● WORK ORDER
Write out each line below precisely, passing over the pictures.

● DATA SECTION
- Opening Delimiter -

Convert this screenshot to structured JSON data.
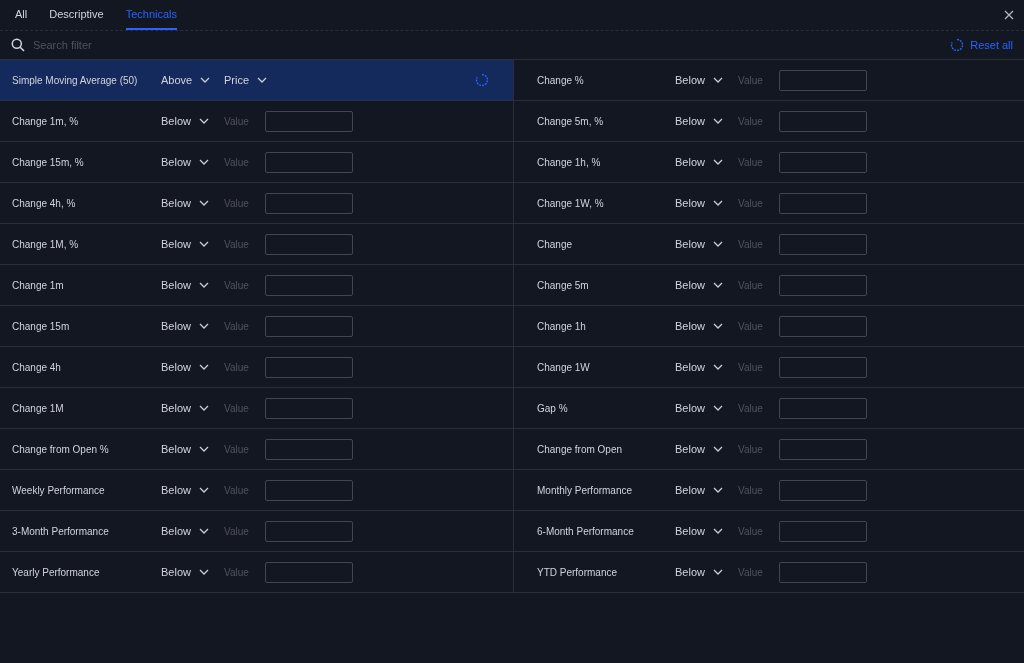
{
  "tabs": [
    {
      "label": "All",
      "selected": false
    },
    {
      "label": "Descriptive",
      "selected": false
    },
    {
      "label": "Technicals",
      "selected": true
    }
  ],
  "search": {
    "placeholder": "Search filter"
  },
  "reset": {
    "label": "Reset all"
  },
  "filters": [
    {
      "kind": "select",
      "label": "Simple Moving Average (50)",
      "condition": "Above",
      "target": "Price",
      "active": true
    },
    {
      "kind": "value",
      "label": "Change %",
      "condition": "Below",
      "value_label": "Value",
      "active": false
    },
    {
      "kind": "value",
      "label": "Change 1m, %",
      "condition": "Below",
      "value_label": "Value",
      "active": false
    },
    {
      "kind": "value",
      "label": "Change 5m, %",
      "condition": "Below",
      "value_label": "Value",
      "active": false
    },
    {
      "kind": "value",
      "label": "Change 15m, %",
      "condition": "Below",
      "value_label": "Value",
      "active": false
    },
    {
      "kind": "value",
      "label": "Change 1h, %",
      "condition": "Below",
      "value_label": "Value",
      "active": false
    },
    {
      "kind": "value",
      "label": "Change 4h, %",
      "condition": "Below",
      "value_label": "Value",
      "active": false
    },
    {
      "kind": "value",
      "label": "Change 1W, %",
      "condition": "Below",
      "value_label": "Value",
      "active": false
    },
    {
      "kind": "value",
      "label": "Change 1M, %",
      "condition": "Below",
      "value_label": "Value",
      "active": false
    },
    {
      "kind": "value",
      "label": "Change",
      "condition": "Below",
      "value_label": "Value",
      "active": false
    },
    {
      "kind": "value",
      "label": "Change 1m",
      "condition": "Below",
      "value_label": "Value",
      "active": false
    },
    {
      "kind": "value",
      "label": "Change 5m",
      "condition": "Below",
      "value_label": "Value",
      "active": false
    },
    {
      "kind": "value",
      "label": "Change 15m",
      "condition": "Below",
      "value_label": "Value",
      "active": false
    },
    {
      "kind": "value",
      "label": "Change 1h",
      "condition": "Below",
      "value_label": "Value",
      "active": false
    },
    {
      "kind": "value",
      "label": "Change 4h",
      "condition": "Below",
      "value_label": "Value",
      "active": false
    },
    {
      "kind": "value",
      "label": "Change 1W",
      "condition": "Below",
      "value_label": "Value",
      "active": false
    },
    {
      "kind": "value",
      "label": "Change 1M",
      "condition": "Below",
      "value_label": "Value",
      "active": false
    },
    {
      "kind": "value",
      "label": "Gap %",
      "condition": "Below",
      "value_label": "Value",
      "active": false
    },
    {
      "kind": "value",
      "label": "Change from Open %",
      "condition": "Below",
      "value_label": "Value",
      "active": false
    },
    {
      "kind": "value",
      "label": "Change from Open",
      "condition": "Below",
      "value_label": "Value",
      "active": false
    },
    {
      "kind": "value",
      "label": "Weekly Performance",
      "condition": "Below",
      "value_label": "Value",
      "active": false
    },
    {
      "kind": "value",
      "label": "Monthly Performance",
      "condition": "Below",
      "value_label": "Value",
      "active": false
    },
    {
      "kind": "value",
      "label": "3-Month Performance",
      "condition": "Below",
      "value_label": "Value",
      "active": false
    },
    {
      "kind": "value",
      "label": "6-Month Performance",
      "condition": "Below",
      "value_label": "Value",
      "active": false
    },
    {
      "kind": "value",
      "label": "Yearly Performance",
      "condition": "Below",
      "value_label": "Value",
      "active": false
    },
    {
      "kind": "value",
      "label": "YTD Performance",
      "condition": "Below",
      "value_label": "Value",
      "active": false
    }
  ]
}
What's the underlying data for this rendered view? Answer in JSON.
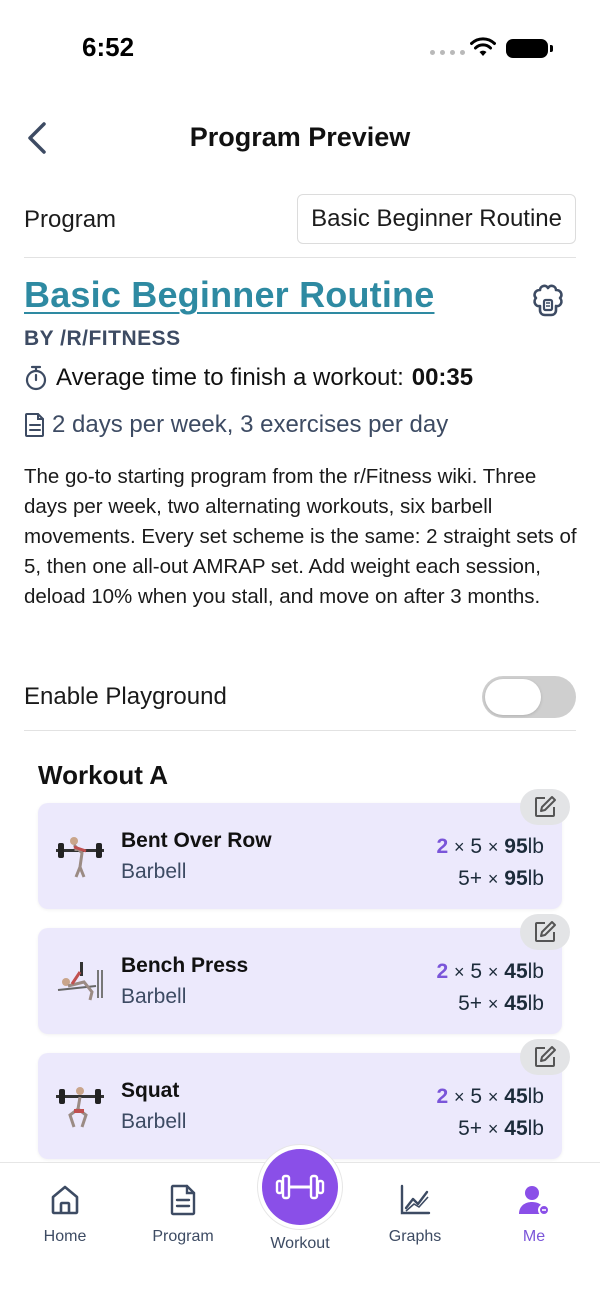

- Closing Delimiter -

● RESULT OF THIS TASK
Convert this screenshot to structured JSON data.
{
  "tabs": [
    {
      "label": "All",
      "selected": false
    },
    {
      "label": "Descriptive",
      "selected": false
    },
    {
      "label": "Technicals",
      "selected": true
    }
  ],
  "search": {
    "placeholder": "Search filter"
  },
  "reset": {
    "label": "Reset all"
  },
  "filters": [
    {
      "kind": "select",
      "label": "Simple Moving Average (50)",
      "condition": "Above",
      "target": "Price",
      "active": true
    },
    {
      "kind": "value",
      "label": "Change %",
      "condition": "Below",
      "value_label": "Value",
      "active": false
    },
    {
      "kind": "value",
      "label": "Change 1m, %",
      "condition": "Below",
      "value_label": "Value",
      "active": false
    },
    {
      "kind": "value",
      "label": "Change 5m, %",
      "condition": "Below",
      "value_label": "Value",
      "active": false
    },
    {
      "kind": "value",
      "label": "Change 15m, %",
      "condition": "Below",
      "value_label": "Value",
      "active": false
    },
    {
      "kind": "value",
      "label": "Change 1h, %",
      "condition": "Below",
      "value_label": "Value",
      "active": false
    },
    {
      "kind": "value",
      "label": "Change 4h, %",
      "condition": "Below",
      "value_label": "Value",
      "active": false
    },
    {
      "kind": "value",
      "label": "Change 1W, %",
      "condition": "Below",
      "value_label": "Value",
      "active": false
    },
    {
      "kind": "value",
      "label": "Change 1M, %",
      "condition": "Below",
      "value_label": "Value",
      "active": false
    },
    {
      "kind": "value",
      "label": "Change",
      "condition": "Below",
      "value_label": "Value",
      "active": false
    },
    {
      "kind": "value",
      "label": "Change 1m",
      "condition": "Below",
      "value_label": "Value",
      "active": false
    },
    {
      "kind": "value",
      "label": "Change 5m",
      "condition": "Below",
      "value_label": "Value",
      "active": false
    },
    {
      "kind": "value",
      "label": "Change 15m",
      "condition": "Below",
      "value_label": "Value",
      "active": false
    },
    {
      "kind": "value",
      "label": "Change 1h",
      "condition": "Below",
      "value_label": "Value",
      "active": false
    },
    {
      "kind": "value",
      "label": "Change 4h",
      "condition": "Below",
      "value_label": "Value",
      "active": false
    },
    {
      "kind": "value",
      "label": "Change 1W",
      "condition": "Below",
      "value_label": "Value",
      "active": false
    },
    {
      "kind": "value",
      "label": "Change 1M",
      "condition": "Below",
      "value_label": "Value",
      "active": false
    },
    {
      "kind": "value",
      "label": "Gap %",
      "condition": "Below",
      "value_label": "Value",
      "active": false
    },
    {
      "kind": "value",
      "label": "Change from Open %",
      "condition": "Below",
      "value_label": "Value",
      "active": false
    },
    {
      "kind": "value",
      "label": "Change from Open",
      "condition": "Below",
      "value_label": "Value",
      "active": false
    },
    {
      "kind": "value",
      "label": "Weekly Performance",
      "condition": "Below",
      "value_label": "Value",
      "active": false
    },
    {
      "kind": "value",
      "label": "Monthly Performance",
      "condition": "Below",
      "value_label": "Value",
      "active": false
    },
    {
      "kind": "value",
      "label": "3-Month Performance",
      "condition": "Below",
      "value_label": "Value",
      "active": false
    },
    {
      "kind": "value",
      "label": "6-Month Performance",
      "condition": "Below",
      "value_label": "Value",
      "active": false
    },
    {
      "kind": "value",
      "label": "Yearly Performance",
      "condition": "Below",
      "value_label": "Value",
      "active": false
    },
    {
      "kind": "value",
      "label": "YTD Performance",
      "condition": "Below",
      "value_label": "Value",
      "active": false
    }
  ]
}
What's the underlying data for this rendered view? Answer in JSON.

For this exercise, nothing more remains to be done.